Great Marques—The Ford Story
Henry Ford was the first motor manufacturer to use mass-production techniques, and his Model T was the best selling car of its era. The company he founded has been one of the world’s largest car-makers for decades, with an enviable automotive portfolio as broad as any in the industry.
“The MK IV Cortina has all the attributes that sent its predecessors rocketing to the top of the sales charts.”
MOTOR MAGAZINE, OCTOBER 1976
FORD WENT TO WORK AS A MECHANIC in Detroit at the age of 16, and experimented with newfangled gas engines in his spare time. He built his first “horseless carriage” in 1896 and finished a second in 1898. His designs won backing from Detroit businessman, William H. Murphy, who founded the Detroit Automobile Company with Ford as technical chief to build cars. However, the venture made little headway, and was wound up in 1901. Ford started again with his Henry Ford Motor Company, but failed to get a complete car ready for production. When his backers brought in the automotive entrepreneur Henry M. Leland as a consultant. Ford left the company, which was then reorganized and became Cadillac.
Ford then founded the Ford Motor Company in June 1903. Here, he was finally able to build a complete production car, the two-cylinder Model A. The four-cylinder Model B and six-cylinder, Model K, which followed were the result of Ford’s partner Alexander Malcomson’s desire to take the company upmarket. However, Ford wanted to concentrate on low-priced cars instead, and he bought out Malcolmson in 1906 so that he could follow his own path unhindered.

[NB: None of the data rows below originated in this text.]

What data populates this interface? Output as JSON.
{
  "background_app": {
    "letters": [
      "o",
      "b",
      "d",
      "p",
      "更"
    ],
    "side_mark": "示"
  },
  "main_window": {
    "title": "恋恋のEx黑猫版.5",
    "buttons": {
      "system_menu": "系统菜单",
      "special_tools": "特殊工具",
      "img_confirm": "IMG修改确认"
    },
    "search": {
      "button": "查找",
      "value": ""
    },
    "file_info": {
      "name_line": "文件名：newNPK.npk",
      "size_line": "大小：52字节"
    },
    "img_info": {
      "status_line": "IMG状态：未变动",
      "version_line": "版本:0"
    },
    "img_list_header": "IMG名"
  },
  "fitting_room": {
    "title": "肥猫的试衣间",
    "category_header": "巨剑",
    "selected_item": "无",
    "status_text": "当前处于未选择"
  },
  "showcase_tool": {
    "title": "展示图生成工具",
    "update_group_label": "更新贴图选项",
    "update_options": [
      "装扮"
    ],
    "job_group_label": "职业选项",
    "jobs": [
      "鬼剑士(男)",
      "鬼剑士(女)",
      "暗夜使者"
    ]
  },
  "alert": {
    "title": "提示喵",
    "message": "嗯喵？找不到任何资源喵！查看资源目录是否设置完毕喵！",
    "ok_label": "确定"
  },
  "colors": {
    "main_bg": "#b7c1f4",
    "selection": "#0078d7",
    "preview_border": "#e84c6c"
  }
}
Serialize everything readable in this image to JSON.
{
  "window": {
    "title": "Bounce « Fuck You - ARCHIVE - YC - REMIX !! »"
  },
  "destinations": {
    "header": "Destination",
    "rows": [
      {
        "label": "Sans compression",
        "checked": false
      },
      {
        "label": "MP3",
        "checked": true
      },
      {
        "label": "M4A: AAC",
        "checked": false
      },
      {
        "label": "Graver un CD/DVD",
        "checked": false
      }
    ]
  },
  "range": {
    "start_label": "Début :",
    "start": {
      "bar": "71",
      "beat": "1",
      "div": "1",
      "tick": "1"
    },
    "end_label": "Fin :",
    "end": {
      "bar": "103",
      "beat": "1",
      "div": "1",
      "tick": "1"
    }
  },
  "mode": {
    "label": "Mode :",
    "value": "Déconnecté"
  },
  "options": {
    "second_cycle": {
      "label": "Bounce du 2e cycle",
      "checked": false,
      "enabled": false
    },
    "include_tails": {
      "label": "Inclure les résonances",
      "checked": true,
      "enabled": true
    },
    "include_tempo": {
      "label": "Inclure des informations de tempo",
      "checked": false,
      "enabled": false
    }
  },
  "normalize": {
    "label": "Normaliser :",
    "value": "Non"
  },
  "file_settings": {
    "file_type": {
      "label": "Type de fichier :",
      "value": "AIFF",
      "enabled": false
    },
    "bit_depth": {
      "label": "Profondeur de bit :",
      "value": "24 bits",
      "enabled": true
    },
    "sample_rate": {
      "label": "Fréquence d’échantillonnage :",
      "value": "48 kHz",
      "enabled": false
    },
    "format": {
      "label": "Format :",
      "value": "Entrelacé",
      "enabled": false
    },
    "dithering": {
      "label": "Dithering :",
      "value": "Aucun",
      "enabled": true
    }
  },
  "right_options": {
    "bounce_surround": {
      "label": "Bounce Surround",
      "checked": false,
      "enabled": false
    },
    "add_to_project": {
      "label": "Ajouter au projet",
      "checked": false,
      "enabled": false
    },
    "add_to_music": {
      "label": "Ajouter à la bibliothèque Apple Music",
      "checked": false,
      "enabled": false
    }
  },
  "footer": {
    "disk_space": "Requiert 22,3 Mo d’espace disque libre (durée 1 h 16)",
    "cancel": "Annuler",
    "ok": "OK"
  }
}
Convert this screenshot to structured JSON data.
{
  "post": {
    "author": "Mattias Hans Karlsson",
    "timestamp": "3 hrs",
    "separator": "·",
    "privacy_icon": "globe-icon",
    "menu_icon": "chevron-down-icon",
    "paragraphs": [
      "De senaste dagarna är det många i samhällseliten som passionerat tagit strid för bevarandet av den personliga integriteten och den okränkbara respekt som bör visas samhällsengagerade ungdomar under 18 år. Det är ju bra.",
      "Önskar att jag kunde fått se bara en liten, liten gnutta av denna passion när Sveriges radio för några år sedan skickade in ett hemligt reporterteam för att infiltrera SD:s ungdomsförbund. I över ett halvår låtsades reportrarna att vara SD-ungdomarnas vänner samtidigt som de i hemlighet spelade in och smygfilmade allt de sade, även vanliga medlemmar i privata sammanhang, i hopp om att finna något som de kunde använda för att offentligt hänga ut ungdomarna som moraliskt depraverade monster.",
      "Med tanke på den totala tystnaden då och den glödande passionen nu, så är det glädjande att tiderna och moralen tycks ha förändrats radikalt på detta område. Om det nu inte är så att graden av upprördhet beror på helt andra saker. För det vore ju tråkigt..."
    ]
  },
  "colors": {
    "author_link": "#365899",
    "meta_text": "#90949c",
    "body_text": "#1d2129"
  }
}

With this crisply styled model, Ford added driving enjoyment to economy cars, with a four-speed, synchromesh gearbox and a rev-happy engine.
This led to the most successful of his cars, the Model T, in 1908. At $850 the “Tin Lizzie” was more affordable than most cars, yet it offered neat, modern styling, a new four-cylinder engine, and an easy-to-use transmission. It was a roaring success, so much so that Ford was forced to refine the production process to keep up with demand. In 1913 the company pioneered the use of a moving production line, cutting the time taken to build a Model T from over 12 hours to just 93 minutes.
But as much as the Model T had created the foundation for Ford’s success, it almost brought the company to its knees. Unable to see that competitors were catching up to and surpassing the Model T, Henry Ford kept it in production until 1927, by which time it was hopelessly outclassed. Ford had nothing to replace it with, and car production had to be halted for six months while a new Model A was prepared.
Demand was so strong for Ford’s “personal” car that sales topped 1 million units in less than two years.
Ford’s son Edsel had been lined up to take over the company but he died young, so it was Edsel’s son, Henry Ford II, who took control when Ford senior died in 1947. In the post-war period the company pioneered new market segments with the 1955 Thunderbird and 1964 Mustang, and earned a reputation for good-value cars for the mass-market. In Europe, Ford led sales charts with the Anglia, Cortina, and Escort. But the Blue Oval was not restricted to humdrum family motoring: it instituted a “Total Performance” programme in the 1960s, which saw it succeed in practically every discipline of motor sport it cared to attempt. Its modern V8s won in Indy car racing and in NASCAR, the GT40 beat Ferrari at Le Mans, and in Europe the Anglia proved an effective saloon car racer while the Escort became the car to beat in rallying. Ford also bankrolled the Cosworth DFV engine which became the most successful in the history of Formula 1 and then went on to a turbocharged second career as a CART/Indycar power unit.
However, Ford’s reputation suffered in the 1970s due to the Pinto sub-compact’s safety failings, which led to a recall of 1.5 million models, the largest recall in automotive history, up to that time. There were further troubles in the 1980s, as Ford struggled to cope with the effects of the energy crisis. It fought back with aerodynamic body shapes and won new generations of customers thanks to the design leadership of J Mays and the technical efforts of Richard Parry-Jones.
Ford survived the recession of 2008 without government assistance, though it was forced to sell off multiple acquisitions, such as Hertz, Volvo, Aston Martin, Jaguar, and Land Rover. Today, the company has returned to profitability in the US, and is refocusing on Europe in an attempt to boost its performance and sales there.
It is a quote. The Classic Car Book – The Definitive Visual History 2016